__Try it__.
What you return should match every entry, character for character.

__Source data__.
++++++

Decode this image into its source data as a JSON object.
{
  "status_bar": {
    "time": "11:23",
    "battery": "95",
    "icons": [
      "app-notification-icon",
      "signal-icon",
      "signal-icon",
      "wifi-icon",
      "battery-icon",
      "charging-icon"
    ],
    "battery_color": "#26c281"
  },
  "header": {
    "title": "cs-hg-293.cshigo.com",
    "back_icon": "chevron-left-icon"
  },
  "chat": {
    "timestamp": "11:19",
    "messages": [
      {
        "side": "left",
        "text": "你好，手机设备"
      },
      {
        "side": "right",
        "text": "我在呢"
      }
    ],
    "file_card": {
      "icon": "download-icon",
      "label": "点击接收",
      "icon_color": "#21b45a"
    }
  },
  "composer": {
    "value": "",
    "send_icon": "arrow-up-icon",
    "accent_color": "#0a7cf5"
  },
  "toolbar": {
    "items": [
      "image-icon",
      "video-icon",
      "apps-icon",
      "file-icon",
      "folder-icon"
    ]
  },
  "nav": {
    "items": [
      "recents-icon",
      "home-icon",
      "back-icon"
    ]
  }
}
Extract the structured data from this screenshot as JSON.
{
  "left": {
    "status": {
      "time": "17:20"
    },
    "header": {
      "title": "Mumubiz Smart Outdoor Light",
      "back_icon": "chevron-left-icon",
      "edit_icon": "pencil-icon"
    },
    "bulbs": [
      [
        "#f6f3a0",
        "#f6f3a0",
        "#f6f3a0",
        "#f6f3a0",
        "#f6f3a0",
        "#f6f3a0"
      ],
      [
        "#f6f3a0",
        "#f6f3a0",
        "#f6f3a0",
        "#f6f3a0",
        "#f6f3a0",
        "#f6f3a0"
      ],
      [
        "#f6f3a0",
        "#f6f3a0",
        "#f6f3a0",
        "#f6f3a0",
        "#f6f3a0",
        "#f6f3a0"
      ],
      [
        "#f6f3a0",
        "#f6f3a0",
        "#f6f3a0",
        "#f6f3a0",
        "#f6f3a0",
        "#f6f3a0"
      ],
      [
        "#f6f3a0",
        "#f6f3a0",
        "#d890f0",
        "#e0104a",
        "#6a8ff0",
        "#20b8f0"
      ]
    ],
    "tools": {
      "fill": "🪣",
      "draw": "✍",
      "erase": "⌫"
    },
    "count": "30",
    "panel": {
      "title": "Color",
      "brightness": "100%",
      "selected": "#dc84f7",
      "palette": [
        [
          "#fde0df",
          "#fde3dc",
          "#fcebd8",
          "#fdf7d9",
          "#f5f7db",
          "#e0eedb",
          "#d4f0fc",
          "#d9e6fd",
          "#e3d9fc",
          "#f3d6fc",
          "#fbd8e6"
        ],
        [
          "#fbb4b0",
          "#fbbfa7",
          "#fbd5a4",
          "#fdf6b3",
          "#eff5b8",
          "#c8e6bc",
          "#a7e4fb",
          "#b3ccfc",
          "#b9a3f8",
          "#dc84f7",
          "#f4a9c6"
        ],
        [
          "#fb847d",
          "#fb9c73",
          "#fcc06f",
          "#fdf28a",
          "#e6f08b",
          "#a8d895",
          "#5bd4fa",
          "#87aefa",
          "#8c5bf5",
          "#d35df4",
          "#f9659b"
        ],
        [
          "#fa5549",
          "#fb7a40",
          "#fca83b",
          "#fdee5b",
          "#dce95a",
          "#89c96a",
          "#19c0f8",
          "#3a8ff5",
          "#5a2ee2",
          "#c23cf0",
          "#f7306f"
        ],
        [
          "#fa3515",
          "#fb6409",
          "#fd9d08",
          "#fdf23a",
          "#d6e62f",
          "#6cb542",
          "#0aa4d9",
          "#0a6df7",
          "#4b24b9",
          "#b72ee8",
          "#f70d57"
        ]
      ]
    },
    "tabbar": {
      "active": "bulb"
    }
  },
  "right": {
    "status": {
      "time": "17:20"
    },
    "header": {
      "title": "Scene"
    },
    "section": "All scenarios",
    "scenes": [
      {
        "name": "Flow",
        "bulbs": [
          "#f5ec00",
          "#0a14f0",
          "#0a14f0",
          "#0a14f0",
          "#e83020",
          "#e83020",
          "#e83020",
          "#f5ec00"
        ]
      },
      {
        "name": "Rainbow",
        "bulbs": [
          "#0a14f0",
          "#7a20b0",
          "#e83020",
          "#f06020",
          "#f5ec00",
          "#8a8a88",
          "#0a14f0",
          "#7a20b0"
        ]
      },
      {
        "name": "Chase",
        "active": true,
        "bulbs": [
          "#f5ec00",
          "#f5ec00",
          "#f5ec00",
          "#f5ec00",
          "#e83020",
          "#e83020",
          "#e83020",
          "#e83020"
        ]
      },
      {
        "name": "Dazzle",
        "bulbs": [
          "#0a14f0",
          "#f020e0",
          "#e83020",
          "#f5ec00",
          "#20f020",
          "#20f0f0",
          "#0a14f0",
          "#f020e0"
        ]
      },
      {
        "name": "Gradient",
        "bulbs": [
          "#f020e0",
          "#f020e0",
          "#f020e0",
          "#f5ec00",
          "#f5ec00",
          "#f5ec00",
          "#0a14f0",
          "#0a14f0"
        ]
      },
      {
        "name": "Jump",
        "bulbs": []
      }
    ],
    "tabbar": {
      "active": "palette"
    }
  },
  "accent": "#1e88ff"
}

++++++

__Response__.
Decode this image into its source data as a JSON object.
{
  "status_bar": {
    "time": "11:23",
    "battery": "95",
    "icons": [
      "app-notification-icon",
      "signal-icon",
      "signal-icon",
      "wifi-icon",
      "battery-icon",
      "charging-icon"
    ],
    "battery_color": "#26c281"
  },
  "header": {
    "title": "cs-hg-293.cshigo.com",
    "back_icon": "chevron-left-icon"
  },
  "chat": {
    "timestamp": "11:19",
    "messages": [
      {
        "side": "left",
        "text": "你好，手机设备"
      },
      {
        "side": "right",
        "text": "我在呢"
      }
    ],
    "file_card": {
      "icon": "download-icon",
      "label": "点击接收",
      "icon_color": "#21b45a"
    }
  },
  "composer": {
    "value": "",
    "send_icon": "arrow-up-icon",
    "accent_color": "#0a7cf5"
  },
  "toolbar": {
    "items": [
      "image-icon",
      "video-icon",
      "apps-icon",
      "file-icon",
      "folder-icon"
    ]
  },
  "nav": {
    "items": [
      "recents-icon",
      "home-icon",
      "back-icon"
    ]
  }
}
Extract the structured data from this screenshot as JSON.
{
  "left": {
    "status": {
      "time": "17:20"
    },
    "header": {
      "title": "Mumubiz Smart Outdoor Light",
      "back_icon": "chevron-left-icon",
      "edit_icon": "pencil-icon"
    },
    "bulbs": [
      [
        "#f6f3a0",
        "#f6f3a0",
        "#f6f3a0",
        "#f6f3a0",
        "#f6f3a0",
        "#f6f3a0"
      ],
      [
        "#f6f3a0",
        "#f6f3a0",
        "#f6f3a0",
        "#f6f3a0",
        "#f6f3a0",
        "#f6f3a0"
      ],
      [
        "#f6f3a0",
        "#f6f3a0",
        "#f6f3a0",
        "#f6f3a0",
        "#f6f3a0",
        "#f6f3a0"
      ],
      [
        "#f6f3a0",
        "#f6f3a0",
        "#f6f3a0",
        "#f6f3a0",
        "#f6f3a0",
        "#f6f3a0"
      ],
      [
        "#f6f3a0",
        "#f6f3a0",
        "#d890f0",
        "#e0104a",
        "#6a8ff0",
        "#20b8f0"
      ]
    ],
    "tools": {
      "fill": "🪣",
      "draw": "✍",
      "erase": "⌫"
    },
    "count": "30",
    "panel": {
      "title": "Color",
      "brightness": "100%",
      "selected": "#dc84f7",
      "palette": [
        [
          "#fde0df",
          "#fde3dc",
          "#fcebd8",
          "#fdf7d9",
          "#f5f7db",
          "#e0eedb",
          "#d4f0fc",
          "#d9e6fd",
          "#e3d9fc",
          "#f3d6fc",
          "#fbd8e6"
        ],
        [
          "#fbb4b0",
          "#fbbfa7",
          "#fbd5a4",
          "#fdf6b3",
          "#eff5b8",
          "#c8e6bc",
          "#a7e4fb",
          "#b3ccfc",
          "#b9a3f8",
          "#dc84f7",
          "#f4a9c6"
        ],
        [
          "#fb847d",
          "#fb9c73",
          "#fcc06f",
          "#fdf28a",
          "#e6f08b",
          "#a8d895",
          "#5bd4fa",
          "#87aefa",
          "#8c5bf5",
          "#d35df4",
          "#f9659b"
        ],
        [
          "#fa5549",
          "#fb7a40",
          "#fca83b",
          "#fdee5b",
          "#dce95a",
          "#89c96a",
          "#19c0f8",
          "#3a8ff5",
          "#5a2ee2",
          "#c23cf0",
          "#f7306f"
        ],
        [
          "#fa3515",
          "#fb6409",
          "#fd9d08",
          "#fdf23a",
          "#d6e62f",
          "#6cb542",
          "#0aa4d9",
          "#0a6df7",
          "#4b24b9",
          "#b72ee8",
          "#f70d57"
        ]
      ]
    },
    "tabbar": {
      "active": "bulb"
    }
  },
  "right": {
    "status": {
      "time": "17:20"
    },
    "header": {
      "title": "Scene"
    },
    "section": "All scenarios",
    "scenes": [
      {
        "name": "Flow",
        "bulbs": [
          "#f5ec00",
          "#0a14f0",
          "#0a14f0",
          "#0a14f0",
          "#e83020",
          "#e83020",
          "#e83020",
          "#f5ec00"
        ]
      },
      {
        "name": "Rainbow",
        "bulbs": [
          "#0a14f0",
          "#7a20b0",
          "#e83020",
          "#f06020",
          "#f5ec00",
          "#8a8a88",
          "#0a14f0",
          "#7a20b0"
        ]
      },
      {
        "name": "Chase",
        "active": true,
        "bulbs": [
          "#f5ec00",
          "#f5ec00",
          "#f5ec00",
          "#f5ec00",
          "#e83020",
          "#e83020",
          "#e83020",
          "#e83020"
        ]
      },
      {
        "name": "Dazzle",
        "bulbs": [
          "#0a14f0",
          "#f020e0",
          "#e83020",
          "#f5ec00",
          "#20f020",
          "#20f0f0",
          "#0a14f0",
          "#f020e0"
        ]
      },
      {
        "name": "Gradient",
        "bulbs": [
          "#f020e0",
          "#f020e0",
          "#f020e0",
          "#f5ec00",
          "#f5ec00",
          "#f5ec00",
          "#0a14f0",
          "#0a14f0"
        ]
      },
      {
        "name": "Jump",
        "bulbs": []
      }
    ],
    "tabbar": {
      "active": "palette"
    }
  },
  "accent": "#1e88ff"
}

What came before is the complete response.